- To do
Lines from the records below that contain the word "this" are to be copied out.
##### Input material
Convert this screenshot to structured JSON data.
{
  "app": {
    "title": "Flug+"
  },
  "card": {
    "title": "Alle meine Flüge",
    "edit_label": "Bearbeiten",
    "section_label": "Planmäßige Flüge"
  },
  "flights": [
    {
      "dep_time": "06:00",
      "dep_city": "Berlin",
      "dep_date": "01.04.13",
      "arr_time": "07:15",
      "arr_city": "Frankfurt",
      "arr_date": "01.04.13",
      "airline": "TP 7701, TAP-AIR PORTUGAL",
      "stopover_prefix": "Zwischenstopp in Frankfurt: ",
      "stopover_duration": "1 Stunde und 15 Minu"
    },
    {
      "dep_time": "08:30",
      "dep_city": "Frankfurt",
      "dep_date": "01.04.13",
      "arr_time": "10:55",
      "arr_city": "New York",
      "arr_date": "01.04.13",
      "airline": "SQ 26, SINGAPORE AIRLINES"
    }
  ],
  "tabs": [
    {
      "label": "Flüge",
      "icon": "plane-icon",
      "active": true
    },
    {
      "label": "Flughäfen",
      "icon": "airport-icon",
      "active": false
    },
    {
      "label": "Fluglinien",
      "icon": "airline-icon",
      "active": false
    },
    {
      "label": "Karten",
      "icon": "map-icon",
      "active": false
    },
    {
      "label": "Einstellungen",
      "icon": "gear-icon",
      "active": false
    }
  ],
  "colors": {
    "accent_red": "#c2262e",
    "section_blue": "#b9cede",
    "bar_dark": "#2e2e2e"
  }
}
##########
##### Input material
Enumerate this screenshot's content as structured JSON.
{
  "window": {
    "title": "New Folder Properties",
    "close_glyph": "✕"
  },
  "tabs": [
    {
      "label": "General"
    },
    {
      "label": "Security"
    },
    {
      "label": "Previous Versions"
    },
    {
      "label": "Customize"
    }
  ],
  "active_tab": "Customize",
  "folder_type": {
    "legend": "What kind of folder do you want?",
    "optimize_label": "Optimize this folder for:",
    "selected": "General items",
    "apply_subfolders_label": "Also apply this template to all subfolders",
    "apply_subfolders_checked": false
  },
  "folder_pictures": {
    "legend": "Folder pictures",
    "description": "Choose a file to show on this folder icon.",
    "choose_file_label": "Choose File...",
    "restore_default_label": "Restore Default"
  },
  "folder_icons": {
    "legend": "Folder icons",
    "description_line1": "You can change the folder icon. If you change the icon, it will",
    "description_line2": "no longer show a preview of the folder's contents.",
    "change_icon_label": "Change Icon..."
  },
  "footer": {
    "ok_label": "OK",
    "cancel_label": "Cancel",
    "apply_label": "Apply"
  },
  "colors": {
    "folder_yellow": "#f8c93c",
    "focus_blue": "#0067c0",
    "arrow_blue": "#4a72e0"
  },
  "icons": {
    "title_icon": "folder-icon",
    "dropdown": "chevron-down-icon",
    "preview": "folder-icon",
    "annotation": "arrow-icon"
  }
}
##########
- Task output
Convert this screenshot to structured JSON data.
Enumerate this screenshot's content as structured JSON.
    "optimize_label": "Optimize this folder for:",
    "apply_subfolders_label": "Also apply this template to all subfolders",
    "description": "Choose a file to show on this folder icon.",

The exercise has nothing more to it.